Running head: PROBLEM SOLVING AND JUDGEMENT MANAGEMENT PLAN 5
Problem Solving and Judgement Management Plan
Problem Solving and Judgement Management Plan
It is incumbent for the members of the Group 2 management team to develop a management plan that helps the company operate smoothly, efficiently, and in an ethical manner while pursuing both short and long-term goals. An effective management plan is a blueprint for the way a company operates and must allow for day-to-day as well as contingency operations when problems arise. Best practices and problem-solving techniques will be implemented and applied to specific concerns as needed. These techniques will include problem identification, selecting the best operators, and proper problem representation. Where different types of problem-solving techniques are employed, best practices based on sound judgement will be employed. Successful management plans help companies avoid adverse legal actions, establish rules for how employees and the company operate internally and in the community they live.
Effective Methods for Problem Solving
There are times when a team may have to deal with problem solving issues or perhaps the team may have to address a specific issue. It is always helpful to know how to solve problems as a team, it should always be a group effort where the team reaches a common ground that is suitable for all team members, finding a solution is the main goal. The following methods seem to work well preparing teams in the event there may be a problem that may need to be resolved. One important method is to ensure there is preparation and organization within the team. Structure provides a sense of framework which can lead to progress as well as productivity within the team. Open dialog is very effective in team problem solving as it gives each team member to an opportunity to share their opinions in a constructive and open manner. There are times that additional training can assist team members build communication skills, conflict resolution and team building skills. The goal is to work as a team efficiently and effectively, collaboration is the key in team dynamics. Allowing team members to provide their opinions on alternatives can be helpful, considering the perspectives of the team, this is also a way of showing your support for the team. Critical thinking is also essential as it allows everyone to step back and take a moment to process information, thinking of the best alternative to the existing problem within the team. Finally, team members should be willing to collaborate at some point as this can behoove the team in the long run, these methods are ways to problem solve in team management.
Judgement: How is it included?
For instance, say an employee at the company named Joe is reporting to management that another coworker, Janet, is sexually harassing him. When the manager confronts Janet, she states that it is all in good nature; she is just joking with Joe and he should not take it personal. It is now up to management to accurately represent this problem and move forward with the concern, which could mean possibly involving Human Resources (HR). In order for the manager (and HR associates) to conduct an investigation and take the necessary action, it is vital that the manager depicts an accurate representation of the problem at hand to help facilitate the investigation and incorporate the necessary facts. Anderson (2010) references the problem solving process by stating, “problem solving is described in terms of searching a problem space,
which consists of various states of the problem.
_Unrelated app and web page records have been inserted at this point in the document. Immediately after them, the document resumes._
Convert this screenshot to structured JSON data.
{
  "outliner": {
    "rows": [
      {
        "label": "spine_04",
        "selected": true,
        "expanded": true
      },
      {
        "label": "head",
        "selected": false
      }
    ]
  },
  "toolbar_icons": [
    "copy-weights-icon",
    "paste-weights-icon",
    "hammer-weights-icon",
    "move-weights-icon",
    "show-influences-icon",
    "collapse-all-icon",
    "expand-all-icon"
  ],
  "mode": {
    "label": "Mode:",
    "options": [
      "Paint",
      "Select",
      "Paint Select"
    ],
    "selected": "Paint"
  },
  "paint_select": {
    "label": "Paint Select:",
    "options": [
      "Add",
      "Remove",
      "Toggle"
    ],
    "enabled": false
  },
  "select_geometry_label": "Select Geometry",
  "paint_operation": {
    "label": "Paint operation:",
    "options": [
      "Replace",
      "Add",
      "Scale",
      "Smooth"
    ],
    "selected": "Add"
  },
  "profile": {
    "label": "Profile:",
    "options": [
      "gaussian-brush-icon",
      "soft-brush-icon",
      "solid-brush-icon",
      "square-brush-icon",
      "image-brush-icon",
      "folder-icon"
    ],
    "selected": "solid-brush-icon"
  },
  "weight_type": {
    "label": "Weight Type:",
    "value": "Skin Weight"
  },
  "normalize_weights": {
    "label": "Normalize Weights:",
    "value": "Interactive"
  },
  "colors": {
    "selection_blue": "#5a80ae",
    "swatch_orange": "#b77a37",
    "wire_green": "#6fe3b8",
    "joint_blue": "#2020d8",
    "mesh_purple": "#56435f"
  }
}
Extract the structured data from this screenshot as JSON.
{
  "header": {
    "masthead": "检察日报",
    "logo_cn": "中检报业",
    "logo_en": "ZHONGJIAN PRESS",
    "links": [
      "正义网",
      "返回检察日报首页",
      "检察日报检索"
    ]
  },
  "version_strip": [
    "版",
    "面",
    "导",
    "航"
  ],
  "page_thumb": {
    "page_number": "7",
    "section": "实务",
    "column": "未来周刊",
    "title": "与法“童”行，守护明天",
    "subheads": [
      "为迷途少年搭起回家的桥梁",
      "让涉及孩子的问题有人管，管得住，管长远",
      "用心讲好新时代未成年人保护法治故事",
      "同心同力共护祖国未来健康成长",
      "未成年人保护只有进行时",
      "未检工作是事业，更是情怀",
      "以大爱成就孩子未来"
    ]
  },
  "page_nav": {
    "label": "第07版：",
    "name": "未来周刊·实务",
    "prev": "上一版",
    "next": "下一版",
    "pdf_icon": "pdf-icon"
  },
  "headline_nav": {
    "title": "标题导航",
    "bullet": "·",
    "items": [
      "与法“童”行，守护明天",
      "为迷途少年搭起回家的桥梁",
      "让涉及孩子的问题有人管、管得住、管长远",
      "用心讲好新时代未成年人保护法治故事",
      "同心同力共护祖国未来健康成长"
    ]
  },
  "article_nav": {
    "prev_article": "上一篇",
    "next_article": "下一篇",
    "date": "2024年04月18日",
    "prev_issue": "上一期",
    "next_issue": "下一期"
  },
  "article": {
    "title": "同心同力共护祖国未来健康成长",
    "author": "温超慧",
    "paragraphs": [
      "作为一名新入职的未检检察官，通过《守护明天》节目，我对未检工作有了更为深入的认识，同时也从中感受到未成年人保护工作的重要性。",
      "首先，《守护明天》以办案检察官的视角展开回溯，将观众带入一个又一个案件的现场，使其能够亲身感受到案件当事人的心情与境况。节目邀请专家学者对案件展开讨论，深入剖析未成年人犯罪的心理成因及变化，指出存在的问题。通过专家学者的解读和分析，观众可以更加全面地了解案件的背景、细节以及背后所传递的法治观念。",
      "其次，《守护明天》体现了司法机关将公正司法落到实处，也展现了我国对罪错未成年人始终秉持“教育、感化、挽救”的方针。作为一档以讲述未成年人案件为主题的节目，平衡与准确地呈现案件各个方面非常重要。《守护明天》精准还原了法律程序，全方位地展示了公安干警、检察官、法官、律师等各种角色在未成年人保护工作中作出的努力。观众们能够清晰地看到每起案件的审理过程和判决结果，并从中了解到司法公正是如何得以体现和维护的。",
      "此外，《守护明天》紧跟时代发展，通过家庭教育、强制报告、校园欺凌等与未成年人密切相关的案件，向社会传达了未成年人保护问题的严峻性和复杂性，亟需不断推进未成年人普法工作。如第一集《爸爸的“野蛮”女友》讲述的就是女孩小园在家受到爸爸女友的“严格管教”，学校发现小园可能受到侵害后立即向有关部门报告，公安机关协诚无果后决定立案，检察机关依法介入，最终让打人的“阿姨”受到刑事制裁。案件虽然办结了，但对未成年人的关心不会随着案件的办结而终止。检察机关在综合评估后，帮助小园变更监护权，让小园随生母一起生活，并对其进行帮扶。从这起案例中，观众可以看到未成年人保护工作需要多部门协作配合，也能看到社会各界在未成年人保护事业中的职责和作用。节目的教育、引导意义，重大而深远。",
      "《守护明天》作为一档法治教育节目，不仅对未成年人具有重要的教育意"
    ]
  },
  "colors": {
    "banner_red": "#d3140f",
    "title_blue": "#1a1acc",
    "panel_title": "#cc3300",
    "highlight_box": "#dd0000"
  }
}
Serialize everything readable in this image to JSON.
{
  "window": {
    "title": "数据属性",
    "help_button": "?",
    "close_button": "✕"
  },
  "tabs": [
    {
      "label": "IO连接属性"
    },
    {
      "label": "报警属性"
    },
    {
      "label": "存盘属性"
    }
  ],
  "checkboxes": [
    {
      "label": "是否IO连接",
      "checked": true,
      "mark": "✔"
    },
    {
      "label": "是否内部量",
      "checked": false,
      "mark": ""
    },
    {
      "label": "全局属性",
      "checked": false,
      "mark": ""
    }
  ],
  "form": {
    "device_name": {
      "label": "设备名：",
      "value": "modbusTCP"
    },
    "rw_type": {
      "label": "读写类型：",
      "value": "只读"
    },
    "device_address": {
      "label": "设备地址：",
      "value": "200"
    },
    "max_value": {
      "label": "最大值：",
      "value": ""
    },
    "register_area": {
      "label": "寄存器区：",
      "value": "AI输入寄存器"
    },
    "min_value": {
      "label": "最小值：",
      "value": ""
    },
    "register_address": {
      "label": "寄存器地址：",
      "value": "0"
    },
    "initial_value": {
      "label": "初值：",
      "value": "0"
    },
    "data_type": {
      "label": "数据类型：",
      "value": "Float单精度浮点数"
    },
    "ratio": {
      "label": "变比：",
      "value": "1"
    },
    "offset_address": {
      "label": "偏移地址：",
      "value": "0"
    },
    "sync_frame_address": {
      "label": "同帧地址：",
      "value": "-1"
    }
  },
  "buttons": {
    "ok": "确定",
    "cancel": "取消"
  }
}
A state is a representation of the problem in some degree of solution. The initial situation of the problem is referred to as the start state; the situations on the way to the goal, as intermediate states; and the goal, as the goal state” (Anderson, 2010, p. 212). In this circumstance, the manager must work through the problem at hand when it is first brought to his attention. Originally, in the start state, the manager is gaining all of the necessary information to conduct a formal investigation of the complaint lodged by Joe. This could mean taking in the required information about both Joe and Janet, their work performance, and any other defining characteristics about each individual. The manager will also go into detail about what is happening between Joe and Janet, and may even call in witnesses. In the intermediate state, the manager (and possibly HR) will follow through with the investigation of the situation between Joe and Janet, and interpret all of the necessary data to eventually reach the goal state. In this case, the goal state would be both Joe and Janet feeling safe and secure in their work environment.
Anderson, J. R. (2010). Cognitive Psychology and Its Implications (7th ed.). New York, NY: Worth Publishers